In the Marsyandi valley of central Nepal, a major strand of the South Tibetan detachment system, the 18-22 Ma Chame detachment, places epidote-amphibolite to amphibolite facies calc-silicate rocks and marbles of the Tibetan sedimentary sequence on amphibolite facies pelitic gneisses and calc-silicate rocks of the Greater Himalayan sequence. Although the resulting metamorphic discontinuity is minor and sometimes cryptic, 40Ar/39Ar thermochronologic results from the area reveal that the hanging wall and footwall of the detachment had distinctive thermal histories. Hanging wall phlogopites and biotites yield cooling ages of 27.1 - 29.9 Ma, compared with footwall biotite ages of 14.1 - 16.6 Ma. U-Pb monazite thermochronology demonstrates that the Greater Himalayan sequence experienced peak amphibolite facies conditions at approximately 22 Ma, but the 40Ar/39Ar results require hanging wall metamorphism to be an Oligocene (or older) phenomenon. These events are interpreted as representing the 'Neohimalayan' and 'Eohimalayan' metamorphic phases proposed by previous workers in the central Himalaya. Some of the dated hanging wall phlogopites grew synchronously with development of SW vergent macroscopic folds in the Tibetan sedimentary sequence, implying that Eohimalayan metamorphism was associated with an important phase of crustal shortening in this sector of the Himalaya. Despite the intensity of Neohimalayan metamorphism below the Chame detachment, evidence for Eohimalayan metamorphism and igneous activity is preserved in the footwall rocks of the Marsyandi drainage.
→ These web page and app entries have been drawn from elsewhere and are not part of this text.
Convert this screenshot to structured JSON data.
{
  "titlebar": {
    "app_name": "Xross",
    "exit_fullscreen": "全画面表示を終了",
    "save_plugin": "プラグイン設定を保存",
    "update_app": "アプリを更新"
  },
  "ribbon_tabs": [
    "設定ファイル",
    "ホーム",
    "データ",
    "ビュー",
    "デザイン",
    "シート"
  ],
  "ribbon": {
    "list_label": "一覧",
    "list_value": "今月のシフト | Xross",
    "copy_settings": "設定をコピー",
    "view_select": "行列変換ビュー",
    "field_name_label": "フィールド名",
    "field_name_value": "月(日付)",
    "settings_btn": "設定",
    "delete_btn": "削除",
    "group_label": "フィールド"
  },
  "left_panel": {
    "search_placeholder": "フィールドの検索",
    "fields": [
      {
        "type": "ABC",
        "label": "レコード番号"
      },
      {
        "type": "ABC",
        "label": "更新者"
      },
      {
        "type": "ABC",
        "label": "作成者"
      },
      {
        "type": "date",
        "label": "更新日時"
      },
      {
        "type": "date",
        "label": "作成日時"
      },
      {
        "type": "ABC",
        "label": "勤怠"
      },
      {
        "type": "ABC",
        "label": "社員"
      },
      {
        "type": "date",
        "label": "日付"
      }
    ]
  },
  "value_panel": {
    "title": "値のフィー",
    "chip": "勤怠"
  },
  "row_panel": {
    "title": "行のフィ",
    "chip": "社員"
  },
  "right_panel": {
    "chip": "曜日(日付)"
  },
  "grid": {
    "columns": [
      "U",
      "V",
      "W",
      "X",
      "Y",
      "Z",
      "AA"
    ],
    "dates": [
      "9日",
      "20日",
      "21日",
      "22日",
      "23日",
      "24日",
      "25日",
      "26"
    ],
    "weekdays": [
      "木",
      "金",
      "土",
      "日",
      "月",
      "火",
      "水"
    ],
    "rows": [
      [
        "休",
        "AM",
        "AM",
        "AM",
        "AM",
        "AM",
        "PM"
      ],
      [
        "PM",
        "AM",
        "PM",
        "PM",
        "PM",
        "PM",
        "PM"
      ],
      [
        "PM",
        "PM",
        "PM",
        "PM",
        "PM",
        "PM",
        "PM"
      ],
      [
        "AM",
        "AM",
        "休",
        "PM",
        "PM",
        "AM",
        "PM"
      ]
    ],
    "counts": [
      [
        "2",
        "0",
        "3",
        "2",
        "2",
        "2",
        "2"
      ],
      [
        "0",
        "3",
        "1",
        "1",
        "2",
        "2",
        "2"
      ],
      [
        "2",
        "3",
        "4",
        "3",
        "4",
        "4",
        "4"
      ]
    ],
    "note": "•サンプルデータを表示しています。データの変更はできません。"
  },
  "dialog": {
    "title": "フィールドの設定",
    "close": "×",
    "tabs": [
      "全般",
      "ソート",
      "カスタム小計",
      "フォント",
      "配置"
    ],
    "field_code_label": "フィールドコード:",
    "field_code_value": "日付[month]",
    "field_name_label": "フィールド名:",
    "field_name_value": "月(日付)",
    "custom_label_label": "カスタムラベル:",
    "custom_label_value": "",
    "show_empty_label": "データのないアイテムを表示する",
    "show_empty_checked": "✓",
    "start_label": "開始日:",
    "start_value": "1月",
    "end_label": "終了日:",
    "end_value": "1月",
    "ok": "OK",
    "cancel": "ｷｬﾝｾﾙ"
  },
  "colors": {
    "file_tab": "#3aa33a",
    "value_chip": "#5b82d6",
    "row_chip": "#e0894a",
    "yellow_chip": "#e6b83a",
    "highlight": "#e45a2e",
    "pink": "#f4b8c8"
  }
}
Inherited approximately 35 Ma monazites of either metamorphic or igneous origin have been found in the upper Greater Himalayan sequence in this area, and one hornblende separate from the uppermost footwall yields a 40Ar/39Ar age of 30.0 ± 3.0 Ma. This hornblende date and a similar result from the same structural level in the nearby Kali Gandaki valley, if robust, suggest that the duration of the Neohimalayan event was extremely short, probably less than 1 million years and that peak temperatures in the upper part of the Greater Himalayan sequence were not substantially greater than about 900 K.
ASJC Scopus subject areas
- Geochemistry and Petrology